Talk with your kids on an ongoing basis about the media messages that they see. Does this ad make them want to buy that product? What else does it make them feel and think? (Hint: You and your life are inadequate without this product, which will supposedly make you beautiful, popular and talented.)
Research shows that even when we don’t think we’re influenced by advertising – and most people say they aren’t – we are very likely to act on the ad’s message. That’s scary. But what’s really scary is that corporations spend billions to target our kids who are even easier prey than we are. Even when we don’t act on advertising messages, we unconsciously respond to the message that we aren’t good enough the way we are. Children, whose brains function differently to adult brains, are more susceptible to those messages.
But the stress comes from more than advertising. Studies show that adults and children who watch TV news believe the world is a more dangerous place than it actually is.
Seeing TV news increases stress levels, causes nightmares and makes kids more anxious. You might still choose to watch the news but that doesn’t make it appropriate for children. Even when you watch it with them, kids under the age of 10 are not ready to see in colour all the terrible things that happen in the world. Reading the newspaper together is fine because it isn’t as visceral and you can help with the interpretation, unlike the unmediated sensationalism of the news. Even children who are in late-primary and early high school need your help to be savvy media interpreters.
What about just playing games? Games are designed to be addictive. They stress the brain and change the way it develops. Research shows that many children cannot handle iPad usage without meltdowns, difficulty transitioning and the need for constant stimulation.
9. Keep phones from becoming yet another stress
Of course, now our children consume smaller screens all day long. Most adults admit that being at the mercy of the incoming texts on their phone increases their stress level. If your child has his or her own phone, be sure that it gets parked in the charging station at the front door for most of the time that your child is home, including during meals and homework time and after dinner. Kids need explicit direction that phones are a convenience for them and that texts and calls don’t have to be answered immediately.
10. Protect sleep

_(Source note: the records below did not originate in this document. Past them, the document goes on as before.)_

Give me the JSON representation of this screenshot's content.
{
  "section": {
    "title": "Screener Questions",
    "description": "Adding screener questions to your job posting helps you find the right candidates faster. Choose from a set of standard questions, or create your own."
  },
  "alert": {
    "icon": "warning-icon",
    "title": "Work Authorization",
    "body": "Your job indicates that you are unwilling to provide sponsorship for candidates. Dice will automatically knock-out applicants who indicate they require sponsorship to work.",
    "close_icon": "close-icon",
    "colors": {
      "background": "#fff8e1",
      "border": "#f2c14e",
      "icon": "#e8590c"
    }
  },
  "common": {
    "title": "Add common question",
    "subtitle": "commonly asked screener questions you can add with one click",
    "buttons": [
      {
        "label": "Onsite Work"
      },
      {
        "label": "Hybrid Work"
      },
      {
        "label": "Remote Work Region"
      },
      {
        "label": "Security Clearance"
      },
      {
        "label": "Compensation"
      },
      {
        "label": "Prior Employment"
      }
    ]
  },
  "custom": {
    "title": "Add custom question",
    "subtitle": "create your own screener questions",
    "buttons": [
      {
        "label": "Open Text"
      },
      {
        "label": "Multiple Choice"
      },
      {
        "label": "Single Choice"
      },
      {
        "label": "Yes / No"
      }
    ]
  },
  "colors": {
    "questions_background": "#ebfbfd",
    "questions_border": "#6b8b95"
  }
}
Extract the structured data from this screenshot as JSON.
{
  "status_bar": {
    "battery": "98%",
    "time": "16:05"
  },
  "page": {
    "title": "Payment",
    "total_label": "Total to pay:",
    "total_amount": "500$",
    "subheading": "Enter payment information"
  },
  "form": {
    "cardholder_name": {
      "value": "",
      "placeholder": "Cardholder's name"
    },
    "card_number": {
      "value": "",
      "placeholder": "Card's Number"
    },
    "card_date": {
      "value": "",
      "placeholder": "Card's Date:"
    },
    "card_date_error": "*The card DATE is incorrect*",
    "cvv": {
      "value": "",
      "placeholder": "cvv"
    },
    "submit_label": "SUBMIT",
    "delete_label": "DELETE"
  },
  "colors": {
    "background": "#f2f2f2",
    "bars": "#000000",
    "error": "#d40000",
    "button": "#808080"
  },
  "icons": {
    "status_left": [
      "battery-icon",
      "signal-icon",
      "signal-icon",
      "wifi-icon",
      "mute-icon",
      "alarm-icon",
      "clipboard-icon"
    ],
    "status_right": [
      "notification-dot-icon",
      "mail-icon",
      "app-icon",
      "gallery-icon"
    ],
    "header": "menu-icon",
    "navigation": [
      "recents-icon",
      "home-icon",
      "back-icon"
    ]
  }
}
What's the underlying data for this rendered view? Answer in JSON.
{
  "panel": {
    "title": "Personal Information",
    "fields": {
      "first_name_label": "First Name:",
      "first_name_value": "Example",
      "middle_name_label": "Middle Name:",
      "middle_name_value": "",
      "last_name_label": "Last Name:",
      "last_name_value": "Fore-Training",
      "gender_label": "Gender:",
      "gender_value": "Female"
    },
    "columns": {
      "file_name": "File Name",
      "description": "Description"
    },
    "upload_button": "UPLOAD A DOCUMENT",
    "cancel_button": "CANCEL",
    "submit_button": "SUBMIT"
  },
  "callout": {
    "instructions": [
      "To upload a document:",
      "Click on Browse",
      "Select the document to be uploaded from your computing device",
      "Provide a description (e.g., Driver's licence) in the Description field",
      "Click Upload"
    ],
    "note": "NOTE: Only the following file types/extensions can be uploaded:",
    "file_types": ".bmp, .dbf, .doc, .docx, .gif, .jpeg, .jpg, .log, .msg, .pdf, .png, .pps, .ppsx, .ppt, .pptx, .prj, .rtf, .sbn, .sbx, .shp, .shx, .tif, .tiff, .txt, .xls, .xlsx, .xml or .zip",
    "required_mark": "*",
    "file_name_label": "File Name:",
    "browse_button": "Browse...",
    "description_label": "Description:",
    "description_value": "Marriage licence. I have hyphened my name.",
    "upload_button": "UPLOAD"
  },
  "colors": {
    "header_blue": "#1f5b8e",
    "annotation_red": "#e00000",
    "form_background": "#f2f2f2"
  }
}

Many children are chronically sleep-deprived, which reduces their ability to cope with the normal stresses of life. If you have to wake your child in the morning, they are not getting enough sleep. Start moving bedtime back by 15 minutes every night until you find the sweet spot where your child wakes up on their own, refreshed and cheerful.
11. Check your own attitude
If you’re running around stressed out all the time, bemoaning how busy you are, what are you modelling for your child? That they’re not good enough unless they’re over-extended? Stress is not inevitable – it’s a choice. Notice also what you’re modelling and discussing with your child about values, choices and the meaning of life. Is life about working more to buy more things? Competing to be the best? Does your child feel like they have to achieve to be worthy of your love or are they more than enough, exactly as they are?
Finally, notice that your stress has a huge impact on your child. When you get huffy, your child gets stressed. All of us will lose it if we get pushed to the edge. Our responsibility as grown-ups is to stay away from the edge.
12. Stay connected
Most of us take for granted that kids would rather be with other kids. But when children are asked, they invariably say they wish their parents wanted to spend more time with them. Think of this as an insurance policy for your child. Your very presence helps them feel secure and melts away the stress. In fact, the most important factor in protecting your child from stress may be the delight you take in them, and the closeness of your connection. If you’re too stressed to feel that delight, why not give yourself whatever support you need, to rediscover it?